People are always complaining that the world’s not what it used to be.
Parents can’t let kids wander around their neighborhoods unsupervised the way they could in generations past. Neighbors don’t know each other anymore and go out of their way to avoid contact.
This sense of anxious disconnection lies at the heart of Lisa D’Amour’s 2010 comedy Detroit, a play in which two couples who live in adjacent houses awkwardly try to get to know each other.
Detroit isn’t necessarily set in Detroit. It takes place in a suburb right outside a midsize American city--any midsize American city--that’s seen better days.
But America's "Motor City" evokes the specter of economic collapse, and a nagging sense of how easy it would be to lose everything permeates the drama .
In other words, Detroit is a state of mind.
The financial angst is palpable from the first moments of Josh Costello’s staging at Aurora Theatre Company in Berkeley.
Middle aged and middle class Mary and Ben, who’ve been living in the neighborhood for years, invite the young couple next door over for a backyard cookout to try to get to know them.
Sharon and Kenny have just moved in. They have no furniture and there’s something faintly disturbing about them.
Sharon (Luisa Frasconi, bubbly and flirtatious) cheerfully blurts out inappropriate or bizarre things, such as her insistence that Ben must be secretly British when he’s clearly as American as Homer Simpson. Kenny (a laconic Patrick Kelly Jones) is more cagey and given to spells of manic twitchiness. They talk blithely about how they met in rehab and a little too fondly about past drug-fueled revels.
Amy Resnick simmers with anxiety as Mary, who’s both suspicious of the new neighbors and desperate to befriend them. She’s the only one of foursome with a real job. She drinks too much and she’s supportive but concerned about her husband’s new business plan.
Ben was laid off as a loan officer at a bank and now he’s endlessly working on a website for his own business as a financial consultant.
Jeff Garrett's portrayal of the buffoonish Ben is more broadly goofy than the other performances. With his gaping smile and rubbery gait, he looks like he's appearing in a different play from his fellow cast members.

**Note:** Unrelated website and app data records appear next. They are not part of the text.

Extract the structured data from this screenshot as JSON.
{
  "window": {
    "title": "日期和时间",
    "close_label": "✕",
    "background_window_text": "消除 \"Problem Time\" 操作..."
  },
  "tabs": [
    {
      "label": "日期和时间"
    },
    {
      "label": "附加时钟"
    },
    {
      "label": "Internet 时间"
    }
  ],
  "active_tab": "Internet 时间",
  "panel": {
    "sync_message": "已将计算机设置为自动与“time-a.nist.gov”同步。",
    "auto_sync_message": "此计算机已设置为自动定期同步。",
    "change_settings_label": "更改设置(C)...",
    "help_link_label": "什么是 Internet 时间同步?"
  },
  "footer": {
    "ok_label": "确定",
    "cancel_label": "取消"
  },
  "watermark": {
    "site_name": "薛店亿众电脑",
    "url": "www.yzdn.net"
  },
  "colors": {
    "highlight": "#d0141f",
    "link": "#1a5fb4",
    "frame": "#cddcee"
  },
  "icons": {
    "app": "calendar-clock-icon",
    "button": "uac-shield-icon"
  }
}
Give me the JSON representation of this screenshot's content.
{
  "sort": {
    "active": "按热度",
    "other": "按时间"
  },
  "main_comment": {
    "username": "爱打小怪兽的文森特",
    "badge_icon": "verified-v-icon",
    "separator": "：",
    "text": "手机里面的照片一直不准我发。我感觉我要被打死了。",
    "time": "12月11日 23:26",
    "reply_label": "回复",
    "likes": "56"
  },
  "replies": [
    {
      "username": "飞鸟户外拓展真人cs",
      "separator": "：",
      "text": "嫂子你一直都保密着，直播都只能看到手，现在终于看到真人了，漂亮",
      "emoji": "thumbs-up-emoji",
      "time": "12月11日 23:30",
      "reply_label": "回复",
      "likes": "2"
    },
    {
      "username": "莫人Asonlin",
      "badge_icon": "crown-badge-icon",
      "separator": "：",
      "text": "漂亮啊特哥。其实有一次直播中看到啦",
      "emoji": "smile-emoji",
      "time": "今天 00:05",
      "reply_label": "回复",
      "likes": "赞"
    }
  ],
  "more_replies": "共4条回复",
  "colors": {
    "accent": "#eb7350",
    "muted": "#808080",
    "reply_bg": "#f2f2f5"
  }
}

Still, it doesn’t take long for the rest of the characters to catch up on the weirdness front.
All four suburbanites are on the verge of some kind of breakdown, and the freakouts quickly start flying in all directions.
The director and his cast deftly build the mounting agitation until it reaches a level of wild frenzy. Inanimate objects fall apart with alarming frequency, as if to mimic the human meltdowns going on around them: The patio umbrella keeps collapsing, the sliding glass door jams and a half-constructed deck may as well be a bear trap.
Gnawing at an open wound buried deep in the American psyche, the play is hilarious and unnerving at the same time. Implicit in the dream that anyone can succeed is the message that it’s your fault if you fail, and the line between the two outcomes is perilously thin.
Built on a foundation of imaginary money such as credit or the stock market, every house on the street is a house of cards.
Detroit runs through July 19, 2015 at Aurora Theatre Company in Berkeley. For tickets and information visit auroratheatre.org.
Funding for KQED Arts is provided by The William and Flora Hewlett Foundation.
Support is also provided by Yogen and Peggy Dalal, Diane B. Wilsey, the Kenneth Rainin Foundation, the John S. and James L. Knight Foundation, Helen Sarah Steyer, the William and Gretchen Kimball Fund, and the members of KQED